Nothing in the records may be changed; retype them in full.

# Input for this task:
=== Begin Enclosure ===

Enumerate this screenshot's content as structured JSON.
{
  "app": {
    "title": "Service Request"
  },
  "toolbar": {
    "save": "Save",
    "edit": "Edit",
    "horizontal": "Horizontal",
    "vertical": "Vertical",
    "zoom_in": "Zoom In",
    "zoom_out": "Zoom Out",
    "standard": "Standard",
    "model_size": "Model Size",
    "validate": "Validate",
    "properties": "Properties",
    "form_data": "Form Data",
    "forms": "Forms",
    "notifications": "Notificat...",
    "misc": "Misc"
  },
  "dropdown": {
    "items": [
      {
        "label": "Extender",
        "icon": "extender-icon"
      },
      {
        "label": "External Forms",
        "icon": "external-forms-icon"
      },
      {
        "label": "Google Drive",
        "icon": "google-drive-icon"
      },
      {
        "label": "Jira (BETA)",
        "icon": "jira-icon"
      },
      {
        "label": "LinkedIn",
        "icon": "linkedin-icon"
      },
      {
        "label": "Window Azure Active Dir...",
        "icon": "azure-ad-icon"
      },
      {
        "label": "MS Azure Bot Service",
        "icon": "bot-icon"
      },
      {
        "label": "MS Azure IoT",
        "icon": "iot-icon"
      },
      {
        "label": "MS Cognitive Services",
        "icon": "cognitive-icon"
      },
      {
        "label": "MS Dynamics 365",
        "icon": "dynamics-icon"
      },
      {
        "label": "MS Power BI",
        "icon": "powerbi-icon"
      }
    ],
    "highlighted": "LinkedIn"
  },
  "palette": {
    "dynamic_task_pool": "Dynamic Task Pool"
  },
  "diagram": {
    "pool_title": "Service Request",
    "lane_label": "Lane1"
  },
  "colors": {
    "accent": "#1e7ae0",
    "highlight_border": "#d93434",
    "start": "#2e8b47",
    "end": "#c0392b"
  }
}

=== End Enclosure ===

# Finished exercise:
Enumerate this screenshot's content as structured JSON.
{
  "app": {
    "title": "Service Request"
  },
  "toolbar": {
    "save": "Save",
    "edit": "Edit",
    "horizontal": "Horizontal",
    "vertical": "Vertical",
    "zoom_in": "Zoom In",
    "zoom_out": "Zoom Out",
    "standard": "Standard",
    "model_size": "Model Size",
    "validate": "Validate",
    "properties": "Properties",
    "form_data": "Form Data",
    "forms": "Forms",
    "notifications": "Notificat...",
    "misc": "Misc"
  },
  "dropdown": {
    "items": [
      {
        "label": "Extender",
        "icon": "extender-icon"
      },
      {
        "label": "External Forms",
        "icon": "external-forms-icon"
      },
      {
        "label": "Google Drive",
        "icon": "google-drive-icon"
      },
      {
        "label": "Jira (BETA)",
        "icon": "jira-icon"
      },
      {
        "label": "LinkedIn",
        "icon": "linkedin-icon"
      },
      {
        "label": "Window Azure Active Dir...",
        "icon": "azure-ad-icon"
      },
      {
        "label": "MS Azure Bot Service",
        "icon": "bot-icon"
      },
      {
        "label": "MS Azure IoT",
        "icon": "iot-icon"
      },
      {
        "label": "MS Cognitive Services",
        "icon": "cognitive-icon"
      },
      {
        "label": "MS Dynamics 365",
        "icon": "dynamics-icon"
      },
      {
        "label": "MS Power BI",
        "icon": "powerbi-icon"
      }
    ],
    "highlighted": "LinkedIn"
  },
  "palette": {
    "dynamic_task_pool": "Dynamic Task Pool"
  },
  "diagram": {
    "pool_title": "Service Request",
    "lane_label": "Lane1"
  },
  "colors": {
    "accent": "#1e7ae0",
    "highlight_border": "#d93434",
    "start": "#2e8b47",
    "end": "#c0392b"
  }
}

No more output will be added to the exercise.